June 30, 2012

One week later

It's been over a week since I publicly announced the Debian mirrors redirector.
It was covered in several places, including Linux Magazin and mentioned in the latest Debian Project News.

Thanks to all that, and quite a number of early testers of the wheezy image for the Raspberry Pi, http.debian.net has processed over one million requests from APT clients alone. This figure doesn't count users of apt-cacher/apt-cacher-ng/approx, or those who happen to be mirroring Debian with wget. Oh, and this is only the number of requests since last Sunday, when the logs were rotated.

By the way, if you are going to Debconf12 in Nicaragua, why don't you give http.debian.net a try and forget about switching mirrors?

I'm happy to see how it was welcomed and the many emails, blog comments, IRC messages, and other sorts of messages I've received about it. There are surely some rough edges but the service is still under development and all the feedback helps.

In some cases there appear to be some confusion as to how exactly it chooses the mirrors and why sometimes some mirrors are not used. I'll try to cover some of those topics in this blog, hoping the

P.S. If you've sent me an email about http.d.n and I haven't replied, please rest assured I try to take a quick look at them but I can't reply to every single message fast enough.

Thanks to everyone!

June 21, 2012

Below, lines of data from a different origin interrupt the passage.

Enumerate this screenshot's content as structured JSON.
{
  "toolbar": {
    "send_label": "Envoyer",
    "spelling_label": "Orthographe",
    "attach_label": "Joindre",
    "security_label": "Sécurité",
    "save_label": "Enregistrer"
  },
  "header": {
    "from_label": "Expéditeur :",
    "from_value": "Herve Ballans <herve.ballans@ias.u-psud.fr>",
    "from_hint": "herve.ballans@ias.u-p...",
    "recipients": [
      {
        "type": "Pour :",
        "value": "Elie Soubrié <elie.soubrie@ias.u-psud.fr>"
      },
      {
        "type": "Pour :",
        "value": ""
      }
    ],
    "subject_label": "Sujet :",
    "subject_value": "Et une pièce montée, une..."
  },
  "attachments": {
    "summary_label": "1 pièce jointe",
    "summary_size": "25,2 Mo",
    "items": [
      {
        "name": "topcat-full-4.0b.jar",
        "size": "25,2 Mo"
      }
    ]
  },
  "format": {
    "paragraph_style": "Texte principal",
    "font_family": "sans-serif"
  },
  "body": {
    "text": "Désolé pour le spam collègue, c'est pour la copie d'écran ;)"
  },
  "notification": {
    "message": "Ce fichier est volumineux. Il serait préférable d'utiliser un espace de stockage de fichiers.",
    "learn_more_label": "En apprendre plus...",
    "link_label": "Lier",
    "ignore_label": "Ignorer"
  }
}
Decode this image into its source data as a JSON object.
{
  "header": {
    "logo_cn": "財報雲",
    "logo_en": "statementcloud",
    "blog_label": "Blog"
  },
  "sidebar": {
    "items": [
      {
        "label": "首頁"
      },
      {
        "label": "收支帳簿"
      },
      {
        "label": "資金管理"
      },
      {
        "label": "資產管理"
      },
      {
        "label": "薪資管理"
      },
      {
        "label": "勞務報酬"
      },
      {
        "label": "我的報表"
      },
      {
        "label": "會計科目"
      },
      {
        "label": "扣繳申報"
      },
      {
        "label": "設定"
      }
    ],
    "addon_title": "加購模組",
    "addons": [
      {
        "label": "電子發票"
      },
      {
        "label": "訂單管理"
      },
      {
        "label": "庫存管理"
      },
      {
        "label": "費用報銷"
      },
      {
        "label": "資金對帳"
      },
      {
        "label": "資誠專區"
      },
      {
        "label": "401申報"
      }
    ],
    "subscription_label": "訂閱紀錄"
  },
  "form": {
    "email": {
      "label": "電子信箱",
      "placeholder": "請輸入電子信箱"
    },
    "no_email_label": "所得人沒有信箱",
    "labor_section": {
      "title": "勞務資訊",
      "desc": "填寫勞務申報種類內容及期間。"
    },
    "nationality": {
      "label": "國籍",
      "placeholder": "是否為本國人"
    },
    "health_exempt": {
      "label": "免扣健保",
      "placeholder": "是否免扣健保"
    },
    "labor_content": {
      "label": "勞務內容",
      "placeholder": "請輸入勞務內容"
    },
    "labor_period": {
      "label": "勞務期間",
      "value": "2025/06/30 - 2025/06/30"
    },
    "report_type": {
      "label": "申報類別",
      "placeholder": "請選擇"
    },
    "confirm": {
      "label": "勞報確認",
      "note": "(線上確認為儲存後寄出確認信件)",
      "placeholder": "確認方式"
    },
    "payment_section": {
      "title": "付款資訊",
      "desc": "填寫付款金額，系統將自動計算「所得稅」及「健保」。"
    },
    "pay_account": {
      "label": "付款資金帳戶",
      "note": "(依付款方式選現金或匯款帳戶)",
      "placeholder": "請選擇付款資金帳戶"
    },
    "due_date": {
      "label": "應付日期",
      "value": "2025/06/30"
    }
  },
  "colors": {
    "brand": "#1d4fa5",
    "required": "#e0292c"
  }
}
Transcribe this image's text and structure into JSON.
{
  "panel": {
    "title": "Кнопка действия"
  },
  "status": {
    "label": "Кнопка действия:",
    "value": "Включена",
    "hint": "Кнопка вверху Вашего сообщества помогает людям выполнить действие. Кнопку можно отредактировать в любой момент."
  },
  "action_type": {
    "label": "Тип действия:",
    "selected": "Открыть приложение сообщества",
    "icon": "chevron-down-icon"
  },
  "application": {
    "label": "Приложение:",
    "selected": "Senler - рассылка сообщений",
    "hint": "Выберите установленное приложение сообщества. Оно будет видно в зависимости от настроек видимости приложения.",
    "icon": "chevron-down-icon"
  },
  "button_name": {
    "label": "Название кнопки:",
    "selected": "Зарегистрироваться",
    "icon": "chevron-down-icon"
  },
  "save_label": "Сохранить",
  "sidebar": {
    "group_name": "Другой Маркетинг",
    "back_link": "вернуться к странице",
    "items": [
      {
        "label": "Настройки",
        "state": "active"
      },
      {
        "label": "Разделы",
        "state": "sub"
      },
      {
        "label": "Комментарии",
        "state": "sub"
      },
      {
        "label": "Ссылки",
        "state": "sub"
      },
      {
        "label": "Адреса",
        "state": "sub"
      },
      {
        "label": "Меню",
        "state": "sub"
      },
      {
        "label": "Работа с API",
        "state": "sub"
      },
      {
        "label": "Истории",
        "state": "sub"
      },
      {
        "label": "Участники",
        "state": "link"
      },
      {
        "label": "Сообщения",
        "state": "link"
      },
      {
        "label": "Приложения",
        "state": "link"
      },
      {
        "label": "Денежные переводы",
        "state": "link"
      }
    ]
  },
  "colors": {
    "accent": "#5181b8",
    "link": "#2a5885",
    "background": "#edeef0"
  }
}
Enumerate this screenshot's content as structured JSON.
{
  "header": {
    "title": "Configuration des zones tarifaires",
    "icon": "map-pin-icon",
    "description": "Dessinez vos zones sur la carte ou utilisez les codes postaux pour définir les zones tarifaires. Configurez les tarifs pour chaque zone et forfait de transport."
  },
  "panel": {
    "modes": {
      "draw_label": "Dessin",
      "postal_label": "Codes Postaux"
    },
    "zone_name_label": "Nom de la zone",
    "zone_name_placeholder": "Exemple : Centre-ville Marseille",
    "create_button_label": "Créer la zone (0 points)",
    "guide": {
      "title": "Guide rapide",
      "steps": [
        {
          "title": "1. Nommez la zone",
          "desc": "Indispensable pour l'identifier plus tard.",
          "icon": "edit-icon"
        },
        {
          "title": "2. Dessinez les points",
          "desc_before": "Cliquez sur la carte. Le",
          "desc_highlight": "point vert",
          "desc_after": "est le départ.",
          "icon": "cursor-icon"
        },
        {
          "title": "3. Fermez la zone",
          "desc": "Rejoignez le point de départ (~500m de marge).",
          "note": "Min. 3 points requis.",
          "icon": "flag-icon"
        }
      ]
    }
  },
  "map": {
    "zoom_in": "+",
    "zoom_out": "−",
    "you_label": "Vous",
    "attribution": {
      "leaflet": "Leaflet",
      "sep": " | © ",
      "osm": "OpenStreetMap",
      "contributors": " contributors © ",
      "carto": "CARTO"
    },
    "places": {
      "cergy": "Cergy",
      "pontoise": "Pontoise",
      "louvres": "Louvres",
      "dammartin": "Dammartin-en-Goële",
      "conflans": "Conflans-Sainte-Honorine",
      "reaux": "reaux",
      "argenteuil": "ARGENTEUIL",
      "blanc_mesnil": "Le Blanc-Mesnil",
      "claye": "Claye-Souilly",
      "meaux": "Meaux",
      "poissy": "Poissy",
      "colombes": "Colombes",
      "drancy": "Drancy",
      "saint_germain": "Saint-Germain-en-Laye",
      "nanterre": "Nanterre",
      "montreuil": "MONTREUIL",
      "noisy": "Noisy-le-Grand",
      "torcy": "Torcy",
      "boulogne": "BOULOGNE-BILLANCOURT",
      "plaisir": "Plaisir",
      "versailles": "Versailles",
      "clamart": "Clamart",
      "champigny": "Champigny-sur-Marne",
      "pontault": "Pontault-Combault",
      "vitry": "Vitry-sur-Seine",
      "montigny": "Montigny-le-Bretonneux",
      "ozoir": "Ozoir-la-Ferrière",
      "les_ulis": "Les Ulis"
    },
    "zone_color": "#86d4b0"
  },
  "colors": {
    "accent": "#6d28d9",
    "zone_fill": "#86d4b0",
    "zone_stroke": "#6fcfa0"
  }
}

Introducing http.debian.net, Debian's mirrors redirector

You've been there: you are about to install a package, upgrade, or get the source package, and the mirror fails. It is offline, it is out of date, etc. Whatever the reason, you couldn't do it.

That's only one of the issues that http.debian.net attempts to address. In a nutshell: it works as an http-only content distribution network. It uses the network and geographic location to select the best online and up-to-date mirrors.

APT's sources.list one liner:
deb http://http.debian.net/debian stable main

Use /debian-backports for backports, and /debian-archive for archive.debian.org.

Originally introduced to the Debian mirrors community back in January, the code on the server and client sides has improved since. All is needed is squeeze's APT (or aptitude), but wheezy's and sid's will perform better.

Advantages and more details are discussed at the Debian mirrors redirector's website.

(Thanks to the early testers, everyone who has provided feedback, my friends at PuffinHost, and all the mirrors-related people, obviously including those who sponsor them!)

June 20, 2012

Not your gsoc project

Thanks to Google, for some years now there has been the so-called Google Summer of Code programme. Quite an interesting project it is.

However, how many of the slots assigned to Debian have resulted in successful projects? how many of them were actually completed by the student and not by the mentor or somebody else? are those projects in fact used or useful at all?

All these questions occurred to me while wondering what would have happened if Joey Hess' git-annex-related kickstarter project had instead been a GSOC project. His kickstart was very successful by the way. Joey: many congratulations!

Not trying to point my finger to the (IMHO many) failed or unsuccessful Debian-related gsoc projects, but I wonder how many successful projects are developed outside the get-paid-in-exchange model. I suspect most, at least in Debian.

What's done for those who actually "deliver" while working on projects as a hobby? is it really worth having GSOC slots for Debian?

June 19, 2012

Deferring the execution of a command

More than once, I have found myself running a program that calls a given script multiple times, and sometimes, way too many times. In some cases, for instance, it was only necessary to run the script once in one minute, instead of hundreds of times.
Sounds like I want something like dpkg's deferred triggers, right? pretty much so.

With this need, deferred-run was born. Example:

$ deferred-run -l lock -- echo hello world
$ deferred-run -l lock -- echo hello world
$ sleep 3
$ deferred-run -l lock -- echo hello world
[some seconds later...]
hello world

In spite of multiple calls, echo was only called once.
Best part, it only requires sh and flock.

If you are interested in shell trickery, you should take a look at its code.